Now, none of these elements seem to find their way into the document published by the Council of Canadians. The group, more versed into sweeping statements, says Energy East will transport only diluted bitumen (or “dilbit” – oil sands bitumen reduced in viscosity through the addition of a diluent so it can flow through a pipeline) when the truth is Energy East will transport various blends of crude oil – from light to heavier oils.
It is interesting the Council of Canadians laments the “significant lack of independent scientific data” on diluted bitumen. Several independent studies conducted by respected scientific research organizations, including the U.S. National Academy of Sciences, Battelle Memorial Institute, Penspen Institute and Natural Resources Canada, have all concluded dilbit behaves the same way as conventional crude oil.
According to the Council of Canadians, TransCanada denies that dilbit sinks in water. This is another example of how this group of professional activists systematically takes a short cut on facts. What we have said is that dilbit behaves the same way as conventional oil, which floats on water, but that all oil has the potential to sink if it is allowed to sit for extended periods of time – making a swift response to an incident essential.
Scientific Innacuracies and Oversimplifications
The Council of Canadians then makes a scientifically inaccurate and oversimplified guess about the size of a spill based on an arbitrary response time. Their calculations are based on the assumption the pipeline would run at maximum capacity at any given time, which would not be the case, and that every single drop of oil contained in the 4,500-km-long pipeline would be released to the environment in one particular spot in 10 minutes. This is physically impossible.
The reality is that we will place hundreds of shut off valves at strategic locations along the pipeline route. For major water bodies, valves will be put on each side of the crossing. If a drop in pressure is detected by our highly-trained staff at our oil control centre, we can immediately isolate any section of the pipeline by remotely closing valves around the area of the suspected incident, effectively limiting the size of any leak. In addition to shutting down the pipeline, we will immediately dispatch emergency response personnel to the scene. The Council of Canadians’ math does not add up and is an unrealistic scenario that creates an atmosphere of fear through misleading and inaccurate information.
“There is a tremendous amount of work done by our engineers to determine exactly where every single valve should be located. There are so many factors that we take into account, from industry standards to the topography or what we call outflow analyses, to assess where exactly these valves are needed,” Schell says.
Our regulatory application will contain thousands of pages of detailed safety, environment and socio-economic studies identifying the impacts the project may have, and proposing remedies. This work is the result of one of the most extensive engagement initiatives ever carried out by a company in North America. We have met with thousands of members from First Nation and Métis communities, landowners and local communities. We have heard their feedback and used it to develop our project.

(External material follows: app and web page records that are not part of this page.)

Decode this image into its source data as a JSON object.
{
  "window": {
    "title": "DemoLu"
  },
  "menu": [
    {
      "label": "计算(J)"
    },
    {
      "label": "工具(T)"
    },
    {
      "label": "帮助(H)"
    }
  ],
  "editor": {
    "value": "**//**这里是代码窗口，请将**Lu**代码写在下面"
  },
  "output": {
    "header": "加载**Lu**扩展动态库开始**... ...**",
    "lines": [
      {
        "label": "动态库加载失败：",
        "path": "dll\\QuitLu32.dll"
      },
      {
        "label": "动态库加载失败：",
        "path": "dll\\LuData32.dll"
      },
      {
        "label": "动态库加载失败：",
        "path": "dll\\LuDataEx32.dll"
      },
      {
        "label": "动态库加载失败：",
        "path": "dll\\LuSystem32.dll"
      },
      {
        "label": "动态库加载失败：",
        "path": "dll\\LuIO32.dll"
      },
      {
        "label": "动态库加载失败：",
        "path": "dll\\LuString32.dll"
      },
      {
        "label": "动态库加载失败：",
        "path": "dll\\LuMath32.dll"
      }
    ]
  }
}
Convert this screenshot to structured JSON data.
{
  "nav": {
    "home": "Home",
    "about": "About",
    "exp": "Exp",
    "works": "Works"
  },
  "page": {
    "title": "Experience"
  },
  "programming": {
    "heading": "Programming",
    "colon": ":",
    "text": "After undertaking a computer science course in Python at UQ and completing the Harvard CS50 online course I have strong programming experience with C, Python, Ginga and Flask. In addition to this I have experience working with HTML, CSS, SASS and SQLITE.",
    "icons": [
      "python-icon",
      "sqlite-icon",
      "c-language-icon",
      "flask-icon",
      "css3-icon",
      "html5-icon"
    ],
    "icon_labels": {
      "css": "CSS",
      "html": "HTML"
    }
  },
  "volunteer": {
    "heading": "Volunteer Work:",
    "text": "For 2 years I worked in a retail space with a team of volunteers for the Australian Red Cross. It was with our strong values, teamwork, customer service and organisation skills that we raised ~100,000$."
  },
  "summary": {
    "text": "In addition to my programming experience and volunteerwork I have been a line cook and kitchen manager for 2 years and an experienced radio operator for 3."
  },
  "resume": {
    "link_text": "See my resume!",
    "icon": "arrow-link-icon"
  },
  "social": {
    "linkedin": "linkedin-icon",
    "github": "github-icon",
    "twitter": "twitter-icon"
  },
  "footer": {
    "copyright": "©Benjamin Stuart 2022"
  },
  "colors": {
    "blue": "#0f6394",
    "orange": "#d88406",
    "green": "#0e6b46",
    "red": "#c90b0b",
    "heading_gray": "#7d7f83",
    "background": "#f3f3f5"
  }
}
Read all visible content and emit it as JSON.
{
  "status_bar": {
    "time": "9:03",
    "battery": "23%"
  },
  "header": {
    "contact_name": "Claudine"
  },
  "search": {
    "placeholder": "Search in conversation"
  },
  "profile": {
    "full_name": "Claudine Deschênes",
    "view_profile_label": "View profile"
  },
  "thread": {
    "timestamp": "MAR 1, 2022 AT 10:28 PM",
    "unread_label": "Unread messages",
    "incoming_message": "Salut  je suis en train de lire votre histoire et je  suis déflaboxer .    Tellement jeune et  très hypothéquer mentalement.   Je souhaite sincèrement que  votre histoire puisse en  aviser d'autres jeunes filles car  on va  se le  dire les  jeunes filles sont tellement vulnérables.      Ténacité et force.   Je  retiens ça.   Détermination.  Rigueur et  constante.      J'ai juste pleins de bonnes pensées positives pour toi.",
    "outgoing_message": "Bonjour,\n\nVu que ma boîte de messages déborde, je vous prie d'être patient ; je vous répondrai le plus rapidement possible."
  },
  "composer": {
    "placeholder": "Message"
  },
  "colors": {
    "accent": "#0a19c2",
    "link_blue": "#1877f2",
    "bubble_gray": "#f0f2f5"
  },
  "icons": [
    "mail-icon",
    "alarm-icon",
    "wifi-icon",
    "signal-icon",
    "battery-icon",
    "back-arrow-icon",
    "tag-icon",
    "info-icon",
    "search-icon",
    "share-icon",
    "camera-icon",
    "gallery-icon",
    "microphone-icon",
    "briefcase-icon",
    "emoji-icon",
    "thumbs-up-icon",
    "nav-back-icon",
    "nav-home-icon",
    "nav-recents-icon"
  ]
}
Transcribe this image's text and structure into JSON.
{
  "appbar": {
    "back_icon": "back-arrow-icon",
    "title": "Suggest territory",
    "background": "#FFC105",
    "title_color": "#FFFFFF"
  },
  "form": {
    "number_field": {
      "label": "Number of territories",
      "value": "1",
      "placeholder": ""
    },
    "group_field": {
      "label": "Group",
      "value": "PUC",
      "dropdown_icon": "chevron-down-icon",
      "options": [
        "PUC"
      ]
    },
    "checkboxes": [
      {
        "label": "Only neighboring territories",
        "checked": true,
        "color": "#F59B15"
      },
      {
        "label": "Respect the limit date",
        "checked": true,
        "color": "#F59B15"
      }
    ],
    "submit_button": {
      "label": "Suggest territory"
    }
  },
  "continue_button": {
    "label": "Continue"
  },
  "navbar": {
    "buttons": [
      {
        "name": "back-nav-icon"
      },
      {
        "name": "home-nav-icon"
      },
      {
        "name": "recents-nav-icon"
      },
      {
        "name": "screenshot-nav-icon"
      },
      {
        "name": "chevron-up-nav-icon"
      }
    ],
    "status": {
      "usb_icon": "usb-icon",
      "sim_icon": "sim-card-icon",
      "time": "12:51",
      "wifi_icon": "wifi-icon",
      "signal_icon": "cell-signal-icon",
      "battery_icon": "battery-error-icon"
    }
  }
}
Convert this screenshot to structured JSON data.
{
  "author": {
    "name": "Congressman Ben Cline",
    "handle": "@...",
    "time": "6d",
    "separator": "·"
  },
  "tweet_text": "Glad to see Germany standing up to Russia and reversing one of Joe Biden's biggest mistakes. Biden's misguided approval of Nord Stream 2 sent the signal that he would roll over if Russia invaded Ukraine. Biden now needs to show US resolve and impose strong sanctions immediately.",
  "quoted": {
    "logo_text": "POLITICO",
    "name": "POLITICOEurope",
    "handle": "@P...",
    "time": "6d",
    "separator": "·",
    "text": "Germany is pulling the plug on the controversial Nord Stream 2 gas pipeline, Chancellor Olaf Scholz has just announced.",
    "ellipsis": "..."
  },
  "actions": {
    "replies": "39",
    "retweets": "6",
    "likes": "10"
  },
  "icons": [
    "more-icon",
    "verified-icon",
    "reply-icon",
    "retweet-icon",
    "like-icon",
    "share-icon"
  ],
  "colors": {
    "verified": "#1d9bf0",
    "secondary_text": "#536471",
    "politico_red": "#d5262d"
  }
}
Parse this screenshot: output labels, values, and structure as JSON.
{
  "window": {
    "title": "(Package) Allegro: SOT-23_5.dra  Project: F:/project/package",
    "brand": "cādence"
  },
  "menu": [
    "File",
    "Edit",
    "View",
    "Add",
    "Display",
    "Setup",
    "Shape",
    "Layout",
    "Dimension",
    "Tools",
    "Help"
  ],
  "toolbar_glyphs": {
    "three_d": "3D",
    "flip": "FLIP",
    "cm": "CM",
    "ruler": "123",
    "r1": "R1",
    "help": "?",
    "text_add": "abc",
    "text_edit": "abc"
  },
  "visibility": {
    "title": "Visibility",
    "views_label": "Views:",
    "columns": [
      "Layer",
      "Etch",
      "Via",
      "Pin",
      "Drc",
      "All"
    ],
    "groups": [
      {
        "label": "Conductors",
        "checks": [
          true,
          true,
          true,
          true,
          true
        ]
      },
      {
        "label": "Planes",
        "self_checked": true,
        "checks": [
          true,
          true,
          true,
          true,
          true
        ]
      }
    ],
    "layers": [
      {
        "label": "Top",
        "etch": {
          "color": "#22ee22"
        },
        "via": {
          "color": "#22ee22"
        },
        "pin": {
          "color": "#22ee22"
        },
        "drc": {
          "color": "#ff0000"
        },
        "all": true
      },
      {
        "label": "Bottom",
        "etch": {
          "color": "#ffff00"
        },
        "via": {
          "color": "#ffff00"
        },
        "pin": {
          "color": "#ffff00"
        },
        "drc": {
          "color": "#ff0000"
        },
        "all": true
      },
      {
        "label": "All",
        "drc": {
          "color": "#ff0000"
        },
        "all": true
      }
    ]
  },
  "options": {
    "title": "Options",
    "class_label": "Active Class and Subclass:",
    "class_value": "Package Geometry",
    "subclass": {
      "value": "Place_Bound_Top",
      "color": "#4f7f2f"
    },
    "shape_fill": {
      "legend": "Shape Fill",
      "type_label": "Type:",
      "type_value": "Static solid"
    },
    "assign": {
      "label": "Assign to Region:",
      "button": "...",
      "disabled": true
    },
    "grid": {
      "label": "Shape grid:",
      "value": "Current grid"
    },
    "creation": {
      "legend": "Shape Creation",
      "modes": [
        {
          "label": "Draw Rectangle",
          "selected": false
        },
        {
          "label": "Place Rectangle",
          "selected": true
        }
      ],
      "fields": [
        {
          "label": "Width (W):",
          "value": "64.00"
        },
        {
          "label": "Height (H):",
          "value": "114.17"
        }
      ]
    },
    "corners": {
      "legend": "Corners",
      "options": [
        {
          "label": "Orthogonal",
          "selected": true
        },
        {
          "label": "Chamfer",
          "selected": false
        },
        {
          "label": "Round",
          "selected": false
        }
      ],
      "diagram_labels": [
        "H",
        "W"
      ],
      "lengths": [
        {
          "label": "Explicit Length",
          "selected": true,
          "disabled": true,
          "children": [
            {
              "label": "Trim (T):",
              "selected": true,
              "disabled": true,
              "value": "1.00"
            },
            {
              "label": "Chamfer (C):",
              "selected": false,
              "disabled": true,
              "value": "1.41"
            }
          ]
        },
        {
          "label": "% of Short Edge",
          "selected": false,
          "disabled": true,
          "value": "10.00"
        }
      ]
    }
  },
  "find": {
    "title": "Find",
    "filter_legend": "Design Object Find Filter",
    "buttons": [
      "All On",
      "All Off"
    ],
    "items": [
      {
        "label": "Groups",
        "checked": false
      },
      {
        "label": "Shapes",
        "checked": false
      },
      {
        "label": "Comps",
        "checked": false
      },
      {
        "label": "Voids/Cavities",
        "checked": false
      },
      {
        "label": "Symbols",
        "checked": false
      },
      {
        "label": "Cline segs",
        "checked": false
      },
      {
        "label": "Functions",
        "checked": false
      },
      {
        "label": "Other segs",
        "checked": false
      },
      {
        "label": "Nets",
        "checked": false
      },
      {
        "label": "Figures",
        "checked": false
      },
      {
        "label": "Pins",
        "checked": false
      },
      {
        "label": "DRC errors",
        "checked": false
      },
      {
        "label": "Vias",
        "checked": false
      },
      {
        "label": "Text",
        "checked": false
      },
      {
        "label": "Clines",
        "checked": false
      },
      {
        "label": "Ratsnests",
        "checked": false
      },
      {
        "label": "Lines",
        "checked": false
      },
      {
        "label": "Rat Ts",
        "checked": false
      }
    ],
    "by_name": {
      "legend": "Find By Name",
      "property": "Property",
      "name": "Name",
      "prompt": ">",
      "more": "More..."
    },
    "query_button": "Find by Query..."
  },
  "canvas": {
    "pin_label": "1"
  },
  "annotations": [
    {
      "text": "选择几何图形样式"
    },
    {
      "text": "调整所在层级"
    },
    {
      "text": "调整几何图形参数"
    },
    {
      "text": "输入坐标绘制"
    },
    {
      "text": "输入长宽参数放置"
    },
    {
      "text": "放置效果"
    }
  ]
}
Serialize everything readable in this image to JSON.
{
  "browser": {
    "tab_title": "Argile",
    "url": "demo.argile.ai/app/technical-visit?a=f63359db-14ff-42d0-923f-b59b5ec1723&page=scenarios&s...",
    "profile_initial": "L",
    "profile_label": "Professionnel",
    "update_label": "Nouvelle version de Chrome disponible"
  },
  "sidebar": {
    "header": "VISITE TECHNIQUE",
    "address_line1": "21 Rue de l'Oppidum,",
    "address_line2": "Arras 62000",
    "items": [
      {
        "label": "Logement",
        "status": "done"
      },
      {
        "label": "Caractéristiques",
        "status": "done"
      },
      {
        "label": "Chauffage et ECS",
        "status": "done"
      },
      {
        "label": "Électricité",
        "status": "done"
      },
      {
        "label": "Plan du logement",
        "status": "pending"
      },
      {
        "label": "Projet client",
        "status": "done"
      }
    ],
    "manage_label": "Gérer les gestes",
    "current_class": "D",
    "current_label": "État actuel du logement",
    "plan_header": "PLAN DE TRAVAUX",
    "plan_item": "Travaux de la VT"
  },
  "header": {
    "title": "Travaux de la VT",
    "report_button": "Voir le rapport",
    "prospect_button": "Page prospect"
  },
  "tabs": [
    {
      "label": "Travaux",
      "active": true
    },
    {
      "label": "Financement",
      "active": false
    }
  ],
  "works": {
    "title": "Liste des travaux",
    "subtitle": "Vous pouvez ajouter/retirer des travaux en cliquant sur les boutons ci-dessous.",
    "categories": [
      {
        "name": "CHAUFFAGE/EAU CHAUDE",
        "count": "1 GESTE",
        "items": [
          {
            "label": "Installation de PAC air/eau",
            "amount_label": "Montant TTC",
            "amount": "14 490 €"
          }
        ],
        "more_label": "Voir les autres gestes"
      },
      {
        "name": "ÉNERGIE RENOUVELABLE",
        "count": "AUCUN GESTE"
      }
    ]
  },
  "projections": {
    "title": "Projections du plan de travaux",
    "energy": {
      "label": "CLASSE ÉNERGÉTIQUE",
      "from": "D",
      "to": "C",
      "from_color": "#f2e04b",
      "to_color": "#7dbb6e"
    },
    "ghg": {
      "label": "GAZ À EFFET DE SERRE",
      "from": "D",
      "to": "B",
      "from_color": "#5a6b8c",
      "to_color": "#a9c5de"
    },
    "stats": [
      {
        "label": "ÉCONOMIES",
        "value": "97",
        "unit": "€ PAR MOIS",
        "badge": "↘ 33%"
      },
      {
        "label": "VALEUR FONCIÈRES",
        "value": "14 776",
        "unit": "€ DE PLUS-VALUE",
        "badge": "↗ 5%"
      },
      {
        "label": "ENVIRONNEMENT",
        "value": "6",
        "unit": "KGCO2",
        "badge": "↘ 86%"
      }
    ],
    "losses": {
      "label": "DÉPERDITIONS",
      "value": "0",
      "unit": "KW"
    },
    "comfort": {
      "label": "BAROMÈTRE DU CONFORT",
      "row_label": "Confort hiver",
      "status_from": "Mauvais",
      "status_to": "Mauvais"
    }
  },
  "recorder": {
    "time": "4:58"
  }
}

We are very proud of Energy East because it will create thousands of jobs across Canada and generate billions of dollars in tax revenue to help build new schools and hospitals, but also because we will use the best safety, environmental and engineering standards to build this great Canadian project.